Earlier this month on Oct. 5, the library officials reopened one of New York City’s most breathtaking interior spaces to the public. Obviously, the somewhat torturous wait was well worth it. The Rose Main Reading Room looks more magnificent than ever — largely the same, but better.
In addition to recreating and replacing the rosette, a team of restoration workers went about reinforcing all of 900 of the century-old rosettes spread across the reading room and the adjacent Bill Blass Public Catalog Room to ensure no more ornamental flourished would come crashing to the ground. In the latter room, a sprawling ceiling mural by renowned decorative painter James Wall Finn that had been deemed damaged beyond repair by a fine arts conservator was faithfully recreated by EverGreene Architectural Arts. (The similar celestial murals by Finn located in the Rose Main Reading Room had received extensive touch-ups during a restoration overhaul in the 1990s.)
And just like several iconic public spaces in New York City including Grand Central Terminal, the Rose Main Reading Room received an energy-efficient lighting makeover: the 18 tiered brass chandeliers that flank the space, such a grand and defining element of the room, were outfitted with LED bulbs.
What’s more, while restoration experts were busy spiffing up the public areas of the Rose Main Reading Room and Bill Blass Public Catalog Room, work commenced behind the scenes on various modernization projects including the installation of a new, state-of-the-art conveyor system — or “book train” — that ferries research materials up from the library’s vast subterranean storage area tucked away underneath Bryant Park directly to the reading groom. Spread out across 360 feet of track, the $2.6 million-system consists of 30 individual cars capable of holding 30 pounds of materials each.
The library’s charming but outdated pneumatic tube system, while still very much visible in the catalog room, hasn't been functional since the 1980s.
As a press release issued by the New York Public Library notes, the Wi-Fi-equipped reading room still very much remains a designated quiet space for research, study and other scholarly pursuits, there’s a small viewing area for visitors to openly gawk — in a hushed manner, of course — and take non-flash photos.
Referring to the Rose Main Reading Room as the "greatest public room in the city," New York Public Library President gave an impassioned speech at a ribbon-cutting reopening ceremony held earlier this month: "This public library, the greatest of public libraries in the world, is the foundation stone of a learned, informed, civil society.
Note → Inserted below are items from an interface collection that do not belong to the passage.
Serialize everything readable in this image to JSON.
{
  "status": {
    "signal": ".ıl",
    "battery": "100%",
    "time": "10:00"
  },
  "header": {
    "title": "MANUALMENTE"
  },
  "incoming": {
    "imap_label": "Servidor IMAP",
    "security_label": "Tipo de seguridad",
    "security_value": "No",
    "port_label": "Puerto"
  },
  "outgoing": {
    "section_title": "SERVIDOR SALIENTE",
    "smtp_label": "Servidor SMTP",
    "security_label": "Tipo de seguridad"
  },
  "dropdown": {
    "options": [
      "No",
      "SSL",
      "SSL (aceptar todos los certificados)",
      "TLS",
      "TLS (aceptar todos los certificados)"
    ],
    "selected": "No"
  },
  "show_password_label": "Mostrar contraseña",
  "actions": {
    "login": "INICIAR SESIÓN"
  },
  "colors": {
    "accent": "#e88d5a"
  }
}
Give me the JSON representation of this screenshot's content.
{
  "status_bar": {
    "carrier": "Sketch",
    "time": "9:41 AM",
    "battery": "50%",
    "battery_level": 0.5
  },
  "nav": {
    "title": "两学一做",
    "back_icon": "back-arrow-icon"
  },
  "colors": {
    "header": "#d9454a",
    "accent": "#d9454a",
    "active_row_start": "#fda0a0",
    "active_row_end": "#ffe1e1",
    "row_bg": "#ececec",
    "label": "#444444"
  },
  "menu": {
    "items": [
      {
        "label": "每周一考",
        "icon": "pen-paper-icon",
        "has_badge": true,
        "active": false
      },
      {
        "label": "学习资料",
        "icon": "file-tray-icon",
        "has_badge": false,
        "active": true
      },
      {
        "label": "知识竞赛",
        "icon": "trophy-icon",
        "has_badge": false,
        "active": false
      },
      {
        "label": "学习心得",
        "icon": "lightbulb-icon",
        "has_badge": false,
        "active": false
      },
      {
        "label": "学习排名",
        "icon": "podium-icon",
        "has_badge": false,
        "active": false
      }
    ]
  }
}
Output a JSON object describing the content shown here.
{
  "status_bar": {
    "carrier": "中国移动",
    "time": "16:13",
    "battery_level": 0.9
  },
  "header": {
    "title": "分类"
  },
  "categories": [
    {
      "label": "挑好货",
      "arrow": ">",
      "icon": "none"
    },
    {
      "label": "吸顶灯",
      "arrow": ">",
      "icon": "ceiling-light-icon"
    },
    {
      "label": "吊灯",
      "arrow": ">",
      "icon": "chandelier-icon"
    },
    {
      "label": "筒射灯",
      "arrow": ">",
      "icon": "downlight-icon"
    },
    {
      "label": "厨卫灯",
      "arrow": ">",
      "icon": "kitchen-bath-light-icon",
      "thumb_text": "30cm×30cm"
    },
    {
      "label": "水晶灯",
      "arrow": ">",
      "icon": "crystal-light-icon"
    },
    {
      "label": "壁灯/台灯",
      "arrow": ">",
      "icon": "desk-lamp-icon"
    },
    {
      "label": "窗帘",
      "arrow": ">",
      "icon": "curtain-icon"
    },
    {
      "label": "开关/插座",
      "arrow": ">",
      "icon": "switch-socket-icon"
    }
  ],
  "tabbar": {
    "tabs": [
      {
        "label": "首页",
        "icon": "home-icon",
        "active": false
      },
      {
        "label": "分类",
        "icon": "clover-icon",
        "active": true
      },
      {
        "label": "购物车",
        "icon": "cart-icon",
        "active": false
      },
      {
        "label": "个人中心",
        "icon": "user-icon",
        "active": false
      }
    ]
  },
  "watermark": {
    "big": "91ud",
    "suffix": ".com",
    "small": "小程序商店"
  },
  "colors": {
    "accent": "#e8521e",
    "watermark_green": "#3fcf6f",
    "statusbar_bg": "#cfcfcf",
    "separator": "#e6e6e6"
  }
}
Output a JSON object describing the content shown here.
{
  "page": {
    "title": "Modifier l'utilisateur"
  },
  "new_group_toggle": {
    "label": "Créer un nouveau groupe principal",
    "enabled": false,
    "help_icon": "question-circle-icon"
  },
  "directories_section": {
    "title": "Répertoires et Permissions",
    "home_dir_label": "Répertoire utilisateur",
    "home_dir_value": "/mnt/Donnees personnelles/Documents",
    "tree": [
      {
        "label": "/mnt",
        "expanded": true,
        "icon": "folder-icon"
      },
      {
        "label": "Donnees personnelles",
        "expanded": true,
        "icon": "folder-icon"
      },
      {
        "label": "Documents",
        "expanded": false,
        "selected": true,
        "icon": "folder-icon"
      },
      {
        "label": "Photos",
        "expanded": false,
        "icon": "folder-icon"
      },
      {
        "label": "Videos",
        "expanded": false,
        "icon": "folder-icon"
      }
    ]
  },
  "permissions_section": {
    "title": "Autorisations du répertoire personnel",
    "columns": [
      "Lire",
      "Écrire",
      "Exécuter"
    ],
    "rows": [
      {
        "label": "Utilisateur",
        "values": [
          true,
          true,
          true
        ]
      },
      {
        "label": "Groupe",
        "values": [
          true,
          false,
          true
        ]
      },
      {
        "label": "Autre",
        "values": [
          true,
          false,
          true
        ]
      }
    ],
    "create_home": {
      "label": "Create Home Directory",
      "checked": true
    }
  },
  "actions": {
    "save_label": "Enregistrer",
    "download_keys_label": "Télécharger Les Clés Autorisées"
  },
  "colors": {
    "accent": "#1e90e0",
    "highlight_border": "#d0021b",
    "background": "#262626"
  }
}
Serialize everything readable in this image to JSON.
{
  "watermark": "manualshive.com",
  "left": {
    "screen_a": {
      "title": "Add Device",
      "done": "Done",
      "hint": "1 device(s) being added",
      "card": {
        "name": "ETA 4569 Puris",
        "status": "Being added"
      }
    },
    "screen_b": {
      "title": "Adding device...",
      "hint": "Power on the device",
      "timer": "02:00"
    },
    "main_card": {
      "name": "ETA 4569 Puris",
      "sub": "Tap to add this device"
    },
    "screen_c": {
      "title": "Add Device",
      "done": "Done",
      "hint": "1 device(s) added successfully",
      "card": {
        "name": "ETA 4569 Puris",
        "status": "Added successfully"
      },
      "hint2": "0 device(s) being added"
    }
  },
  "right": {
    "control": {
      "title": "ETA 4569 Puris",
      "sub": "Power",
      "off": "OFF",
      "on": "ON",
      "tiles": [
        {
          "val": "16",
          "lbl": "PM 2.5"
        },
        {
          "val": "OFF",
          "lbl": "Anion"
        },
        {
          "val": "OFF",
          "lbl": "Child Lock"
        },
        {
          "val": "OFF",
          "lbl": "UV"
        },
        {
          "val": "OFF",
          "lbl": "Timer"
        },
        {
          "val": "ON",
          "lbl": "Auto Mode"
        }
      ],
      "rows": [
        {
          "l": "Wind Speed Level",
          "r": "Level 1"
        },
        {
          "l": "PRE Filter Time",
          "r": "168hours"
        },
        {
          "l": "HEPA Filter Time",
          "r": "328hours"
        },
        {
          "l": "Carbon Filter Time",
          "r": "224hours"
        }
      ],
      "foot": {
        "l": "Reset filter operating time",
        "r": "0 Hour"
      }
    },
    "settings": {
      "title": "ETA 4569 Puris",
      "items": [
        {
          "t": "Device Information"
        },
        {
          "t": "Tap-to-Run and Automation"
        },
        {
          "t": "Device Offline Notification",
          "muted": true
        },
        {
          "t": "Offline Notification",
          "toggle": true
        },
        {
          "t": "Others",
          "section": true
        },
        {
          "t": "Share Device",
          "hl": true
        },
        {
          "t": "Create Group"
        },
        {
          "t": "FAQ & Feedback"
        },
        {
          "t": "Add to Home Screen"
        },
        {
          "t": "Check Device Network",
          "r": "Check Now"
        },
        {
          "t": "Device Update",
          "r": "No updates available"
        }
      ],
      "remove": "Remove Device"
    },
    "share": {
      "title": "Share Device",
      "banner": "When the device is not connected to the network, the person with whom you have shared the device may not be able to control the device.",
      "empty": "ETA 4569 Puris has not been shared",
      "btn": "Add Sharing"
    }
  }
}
It is the institution open to all, ensuring that all can come and learn from our great collections and our great staff. It is the basis of the democracy that we must continue to replenish. It is the institution committed to inclusion and opportunity. This Room is the symbolic center of that basic commitment, the values of openness and opportunity, of inclusion."
And with Halloween just around the corner, it’s worth noting that the Rose Main Reading Room does indeed appear briefly in the original “Ghostbusters” film along with the landmark library’s 5th Avenue-facing exterior, which, funny enough was undergoing extensive renovations at the time of filming. However, according to ScoutingNY, the famous scene involving a “free-floating, full-torso vaporous apparition” was not filmed in the library's underground stacks but at a Los Angeles soundstage.
In 2010, New York-based "prank collective" Improv Everywhere (the same group responsible for the annual No Pants Subway Ride) staged a (fully approved) “Ghostbusters”-themed stunt in the Rose Main Reading Room as part of the Don’t Close the Book on Libraries public advocacy campaign launched to draw attention to a looming $40 million budget cut, the largest in New York Public Library history, that would have devastated New York City's public library system. In the end, the viral video-based work of the mock paranormal exterminators helped to save the day as funding was largely restored to the library by the city government.